→ **TRY IT**: The response must consist of the records below, copied exactly.

→ **SUPPLIED MATERIAL**:
******************************

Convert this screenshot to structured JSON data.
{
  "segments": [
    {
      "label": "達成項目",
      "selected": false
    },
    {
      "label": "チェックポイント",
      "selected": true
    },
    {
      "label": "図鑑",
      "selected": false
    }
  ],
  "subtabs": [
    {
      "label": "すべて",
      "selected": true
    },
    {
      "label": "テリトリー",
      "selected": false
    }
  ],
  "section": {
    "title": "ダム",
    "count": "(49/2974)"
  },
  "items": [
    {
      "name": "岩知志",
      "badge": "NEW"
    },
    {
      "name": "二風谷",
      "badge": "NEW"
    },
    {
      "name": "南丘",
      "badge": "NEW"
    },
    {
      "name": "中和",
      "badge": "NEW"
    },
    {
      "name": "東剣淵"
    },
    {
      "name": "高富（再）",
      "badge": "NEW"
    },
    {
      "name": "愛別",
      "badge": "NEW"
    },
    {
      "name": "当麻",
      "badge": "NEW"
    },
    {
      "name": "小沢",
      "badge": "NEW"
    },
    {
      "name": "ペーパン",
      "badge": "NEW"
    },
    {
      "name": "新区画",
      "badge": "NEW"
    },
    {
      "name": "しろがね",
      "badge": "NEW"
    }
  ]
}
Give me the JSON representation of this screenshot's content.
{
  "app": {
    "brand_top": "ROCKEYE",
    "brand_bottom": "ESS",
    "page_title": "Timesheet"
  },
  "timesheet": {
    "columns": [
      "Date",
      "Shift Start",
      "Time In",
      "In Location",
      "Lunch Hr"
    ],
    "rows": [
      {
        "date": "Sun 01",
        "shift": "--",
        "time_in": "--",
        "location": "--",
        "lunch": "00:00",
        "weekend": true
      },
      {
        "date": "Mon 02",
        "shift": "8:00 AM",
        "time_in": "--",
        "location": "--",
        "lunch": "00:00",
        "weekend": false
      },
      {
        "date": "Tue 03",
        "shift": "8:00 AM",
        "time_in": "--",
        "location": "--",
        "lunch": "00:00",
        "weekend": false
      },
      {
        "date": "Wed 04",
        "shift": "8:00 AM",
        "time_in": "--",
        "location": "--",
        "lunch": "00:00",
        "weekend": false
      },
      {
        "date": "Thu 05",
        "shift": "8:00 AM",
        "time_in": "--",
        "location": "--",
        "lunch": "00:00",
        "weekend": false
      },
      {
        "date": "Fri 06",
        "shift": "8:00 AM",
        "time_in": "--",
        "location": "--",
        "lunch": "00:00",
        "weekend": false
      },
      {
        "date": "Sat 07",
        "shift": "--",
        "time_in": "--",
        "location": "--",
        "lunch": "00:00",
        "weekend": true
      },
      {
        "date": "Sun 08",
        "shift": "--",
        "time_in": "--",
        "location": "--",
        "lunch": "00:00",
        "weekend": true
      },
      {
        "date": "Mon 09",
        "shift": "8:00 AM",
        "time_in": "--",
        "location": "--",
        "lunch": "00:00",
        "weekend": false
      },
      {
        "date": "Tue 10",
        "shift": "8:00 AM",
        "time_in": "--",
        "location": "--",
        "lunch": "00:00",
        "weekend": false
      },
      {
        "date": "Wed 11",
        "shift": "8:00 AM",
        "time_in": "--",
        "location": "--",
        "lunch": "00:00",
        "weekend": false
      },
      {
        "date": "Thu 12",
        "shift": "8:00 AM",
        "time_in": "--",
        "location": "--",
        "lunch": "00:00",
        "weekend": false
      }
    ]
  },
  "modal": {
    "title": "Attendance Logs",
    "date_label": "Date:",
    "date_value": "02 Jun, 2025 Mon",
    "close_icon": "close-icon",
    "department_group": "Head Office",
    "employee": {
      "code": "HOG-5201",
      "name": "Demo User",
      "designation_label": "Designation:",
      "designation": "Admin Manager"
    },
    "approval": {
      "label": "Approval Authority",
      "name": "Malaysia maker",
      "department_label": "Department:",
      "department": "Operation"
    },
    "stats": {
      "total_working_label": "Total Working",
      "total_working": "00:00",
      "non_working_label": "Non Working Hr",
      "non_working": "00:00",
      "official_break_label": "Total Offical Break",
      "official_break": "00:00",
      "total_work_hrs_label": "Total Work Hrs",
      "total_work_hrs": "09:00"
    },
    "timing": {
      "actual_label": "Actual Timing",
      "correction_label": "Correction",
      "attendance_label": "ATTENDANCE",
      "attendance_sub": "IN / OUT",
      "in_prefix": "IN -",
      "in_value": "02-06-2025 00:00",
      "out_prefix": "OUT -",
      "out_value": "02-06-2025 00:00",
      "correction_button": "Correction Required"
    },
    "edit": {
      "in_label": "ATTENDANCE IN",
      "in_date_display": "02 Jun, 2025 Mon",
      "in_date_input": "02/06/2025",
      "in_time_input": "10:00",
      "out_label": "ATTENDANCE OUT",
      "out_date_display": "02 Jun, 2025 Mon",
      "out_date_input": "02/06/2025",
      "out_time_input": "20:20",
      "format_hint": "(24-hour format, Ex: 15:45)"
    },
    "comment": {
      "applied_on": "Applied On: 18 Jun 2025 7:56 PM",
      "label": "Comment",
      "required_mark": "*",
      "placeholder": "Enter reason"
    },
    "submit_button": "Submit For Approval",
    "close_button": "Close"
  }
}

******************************

→ **RESULT**:
Convert this screenshot to structured JSON data.
{
  "segments": [
    {
      "label": "達成項目",
      "selected": false
    },
    {
      "label": "チェックポイント",
      "selected": true
    },
    {
      "label": "図鑑",
      "selected": false
    }
  ],
  "subtabs": [
    {
      "label": "すべて",
      "selected": true
    },
    {
      "label": "テリトリー",
      "selected": false
    }
  ],
  "section": {
    "title": "ダム",
    "count": "(49/2974)"
  },
  "items": [
    {
      "name": "岩知志",
      "badge": "NEW"
    },
    {
      "name": "二風谷",
      "badge": "NEW"
    },
    {
      "name": "南丘",
      "badge": "NEW"
    },
    {
      "name": "中和",
      "badge": "NEW"
    },
    {
      "name": "東剣淵"
    },
    {
      "name": "高富（再）",
      "badge": "NEW"
    },
    {
      "name": "愛別",
      "badge": "NEW"
    },
    {
      "name": "当麻",
      "badge": "NEW"
    },
    {
      "name": "小沢",
      "badge": "NEW"
    },
    {
      "name": "ペーパン",
      "badge": "NEW"
    },
    {
      "name": "新区画",
      "badge": "NEW"
    },
    {
      "name": "しろがね",
      "badge": "NEW"
    }
  ]
}
Give me the JSON representation of this screenshot's content.
{
  "app": {
    "brand_top": "ROCKEYE",
    "brand_bottom": "ESS",
    "page_title": "Timesheet"
  },
  "timesheet": {
    "columns": [
      "Date",
      "Shift Start",
      "Time In",
      "In Location",
      "Lunch Hr"
    ],
    "rows": [
      {
        "date": "Sun 01",
        "shift": "--",
        "time_in": "--",
        "location": "--",
        "lunch": "00:00",
        "weekend": true
      },
      {
        "date": "Mon 02",
        "shift": "8:00 AM",
        "time_in": "--",
        "location": "--",
        "lunch": "00:00",
        "weekend": false
      },
      {
        "date": "Tue 03",
        "shift": "8:00 AM",
        "time_in": "--",
        "location": "--",
        "lunch": "00:00",
        "weekend": false
      },
      {
        "date": "Wed 04",
        "shift": "8:00 AM",
        "time_in": "--",
        "location": "--",
        "lunch": "00:00",
        "weekend": false
      },
      {
        "date": "Thu 05",
        "shift": "8:00 AM",
        "time_in": "--",
        "location": "--",
        "lunch": "00:00",
        "weekend": false
      },
      {
        "date": "Fri 06",
        "shift": "8:00 AM",
        "time_in": "--",
        "location": "--",
        "lunch": "00:00",
        "weekend": false
      },
      {
        "date": "Sat 07",
        "shift": "--",
        "time_in": "--",
        "location": "--",
        "lunch": "00:00",
        "weekend": true
      },
      {
        "date": "Sun 08",
        "shift": "--",
        "time_in": "--",
        "location": "--",
        "lunch": "00:00",
        "weekend": true
      },
      {
        "date": "Mon 09",
        "shift": "8:00 AM",
        "time_in": "--",
        "location": "--",
        "lunch": "00:00",
        "weekend": false
      },
      {
        "date": "Tue 10",
        "shift": "8:00 AM",
        "time_in": "--",
        "location": "--",
        "lunch": "00:00",
        "weekend": false
      },
      {
        "date": "Wed 11",
        "shift": "8:00 AM",
        "time_in": "--",
        "location": "--",
        "lunch": "00:00",
        "weekend": false
      },
      {
        "date": "Thu 12",
        "shift": "8:00 AM",
        "time_in": "--",
        "location": "--",
        "lunch": "00:00",
        "weekend": false
      }
    ]
  },
  "modal": {
    "title": "Attendance Logs",
    "date_label": "Date:",
    "date_value": "02 Jun, 2025 Mon",
    "close_icon": "close-icon",
    "department_group": "Head Office",
    "employee": {
      "code": "HOG-5201",
      "name": "Demo User",
      "designation_label": "Designation:",
      "designation": "Admin Manager"
    },
    "approval": {
      "label": "Approval Authority",
      "name": "Malaysia maker",
      "department_label": "Department:",
      "department": "Operation"
    },
    "stats": {
      "total_working_label": "Total Working",
      "total_working": "00:00",
      "non_working_label": "Non Working Hr",
      "non_working": "00:00",
      "official_break_label": "Total Offical Break",
      "official_break": "00:00",
      "total_work_hrs_label": "Total Work Hrs",
      "total_work_hrs": "09:00"
    },
    "timing": {
      "actual_label": "Actual Timing",
      "correction_label": "Correction",
      "attendance_label": "ATTENDANCE",
      "attendance_sub": "IN / OUT",
      "in_prefix": "IN -",
      "in_value": "02-06-2025 00:00",
      "out_prefix": "OUT -",
      "out_value": "02-06-2025 00:00",
      "correction_button": "Correction Required"
    },
    "edit": {
      "in_label": "ATTENDANCE IN",
      "in_date_display": "02 Jun, 2025 Mon",
      "in_date_input": "02/06/2025",
      "in_time_input": "10:00",
      "out_label": "ATTENDANCE OUT",
      "out_date_display": "02 Jun, 2025 Mon",
      "out_date_input": "02/06/2025",
      "out_time_input": "20:20",
      "format_hint": "(24-hour format, Ex: 15:45)"
    },
    "comment": {
      "applied_on": "Applied On: 18 Jun 2025 7:56 PM",
      "label": "Comment",
      "required_mark": "*",
      "placeholder": "Enter reason"
    },
    "submit_button": "Submit For Approval",
    "close_button": "Close"
  }
}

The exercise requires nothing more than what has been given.